For the last year I have been running crowd-sourced test cycles for my company while testing Android and iOS native apps. I learned a lot, met many good testers, and had the privilege of working with and test leading a few unbelievably passionate and talented people. Leading testers in a remote model where you never meet your team in person is difficult, especially when you have to figure out their strengths and aspirations. Plus test management in this context is something I was never sure about because of the overall responsibility and worrying about the end result and gathered information on product quality. I keep thinking that what if the mission fails due to misunderstanding and misinterpretation of the goals and objectives? What if the team energy and dynamics will not form correctly?
To my advantage I was able to participate in hundreds of uTest cycles as a tester and could observe and learn from other participants as well as network and build relationships. Still, when it was time for me to launch my first test cycle I was a nervous wreck even though most of the testers had been hand-picked. Now, imagine working a test run for wider device and OS coverage with over 30-40 testers who are located in different countries and time zones, speak different native languages and think in their cultural values terms. Diversity is a great strength in software testing. However, how do you harness and make the best of it in a short 2-3 day turnaround while testing early beta builds? It felt like testing on steroids sometimes with the discussion forum exploding with questions and the number of bug reports growing like mushrooms. It was hard to set up the right expectations with so many unknowns and partially finished/functioning features. We did the best we could with what we had. We kept learning about the product as it evolved and as a team as we continued working together.
Eventually I came to the realization that having a bigger team does not guarantee better results and that common risk patterns could be identified on a smaller set of devices and ultimately with a smaller group of designated testers. And so I convinced my boss to allow me to form two designated teams for iOS and Android testing with 2 testers on each team. Mobile app tester selection process was not hard for me as I followed a few true gems in the community. The challenge was their willingness and availability as this testing involved working after normal business hours.

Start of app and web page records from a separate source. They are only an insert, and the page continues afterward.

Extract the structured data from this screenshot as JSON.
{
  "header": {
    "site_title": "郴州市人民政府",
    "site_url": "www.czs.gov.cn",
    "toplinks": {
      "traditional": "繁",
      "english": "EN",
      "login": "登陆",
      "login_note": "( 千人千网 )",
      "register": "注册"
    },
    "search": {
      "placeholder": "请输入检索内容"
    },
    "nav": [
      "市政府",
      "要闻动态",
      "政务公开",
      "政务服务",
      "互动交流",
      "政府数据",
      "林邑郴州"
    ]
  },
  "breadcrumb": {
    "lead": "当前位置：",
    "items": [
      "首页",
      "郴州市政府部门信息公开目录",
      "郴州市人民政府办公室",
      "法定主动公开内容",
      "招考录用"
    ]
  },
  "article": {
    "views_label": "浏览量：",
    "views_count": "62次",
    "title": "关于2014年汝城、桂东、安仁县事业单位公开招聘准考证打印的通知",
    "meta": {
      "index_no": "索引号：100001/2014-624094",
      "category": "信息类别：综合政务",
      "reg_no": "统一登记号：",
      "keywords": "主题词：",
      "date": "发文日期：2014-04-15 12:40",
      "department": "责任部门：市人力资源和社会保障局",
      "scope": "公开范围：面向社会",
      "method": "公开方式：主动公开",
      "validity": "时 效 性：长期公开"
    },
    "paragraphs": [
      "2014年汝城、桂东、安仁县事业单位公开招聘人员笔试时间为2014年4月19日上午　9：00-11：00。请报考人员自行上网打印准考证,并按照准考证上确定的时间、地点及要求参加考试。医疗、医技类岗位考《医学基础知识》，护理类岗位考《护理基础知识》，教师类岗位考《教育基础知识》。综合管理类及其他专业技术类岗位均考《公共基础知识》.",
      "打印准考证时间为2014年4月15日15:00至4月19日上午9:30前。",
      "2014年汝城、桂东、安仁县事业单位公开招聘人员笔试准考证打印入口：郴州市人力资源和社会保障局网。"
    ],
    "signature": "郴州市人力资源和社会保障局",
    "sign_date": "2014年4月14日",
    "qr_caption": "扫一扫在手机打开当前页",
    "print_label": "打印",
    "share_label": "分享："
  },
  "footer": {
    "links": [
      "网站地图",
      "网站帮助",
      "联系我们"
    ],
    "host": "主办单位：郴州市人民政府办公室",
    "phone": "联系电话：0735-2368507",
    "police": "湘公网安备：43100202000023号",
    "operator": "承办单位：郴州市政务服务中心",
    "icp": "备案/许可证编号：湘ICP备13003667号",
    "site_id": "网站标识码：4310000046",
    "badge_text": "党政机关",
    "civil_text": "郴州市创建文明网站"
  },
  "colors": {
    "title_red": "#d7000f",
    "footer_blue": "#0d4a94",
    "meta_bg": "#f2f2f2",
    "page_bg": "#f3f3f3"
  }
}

Plus none of the folks that I wanted to recruit resided in the US. I must have really wanted this to happen as all 4 testers that we wanted were available – 2 in Europe, one in India and another in Brazil. The iOS Special Forces team sprinted first. Weekly test cycles with test goals and details frequently updated in the platform, open communication via Skype and email, quick feedback from the dev team and non-competition over the number of bugs submitted allowed us to work effectively. The first couple of weeks were a bit rough as we had to get used to testing internal alpha builds and lots of things were still incomplete and ‘broken’. It was hard for the team to hold back and not log obvious inconsistencies but we learned to restrain ourselves and shift focus to areas that required our input and attention. For example, the testers provided constructive and valuable usability and UX feedback and updated the regression test script while waiting for new builds.
When people talk about a match made in heaven that’s what this partnership felt like. It was truly amazing to see that people who never met, live in different cultural and time zones can come together to test software and have so much fun. And yes we debated and disagreed but we worked like a band of brothers empowered and driven by the same goals, beliefs and principles. We were doing what we love most, learning and delivering good value for our customers. We craved working together as we progressed further into testing more stable builds and new features. A native app life cycle is much shorter than a web or desktop one – just 3-5 months. And so it was amazing to watch the program evolve and be a part of the process from start to release. Granted we did not like many things and disagreed with design and dev folks, and advocated and pressed for change. Sometimes it worked and sometimes it didn't, and sometimes we were wrong as something we thought was a bug turned out to be a feature. The whole experience was very empowering and rewarding.
And so to sum it up I’d like to think we did a great job. I managed to select the right people, set up goals and expectations, empower and motivate, and create the atmosphere for learning and self development. It felt really good.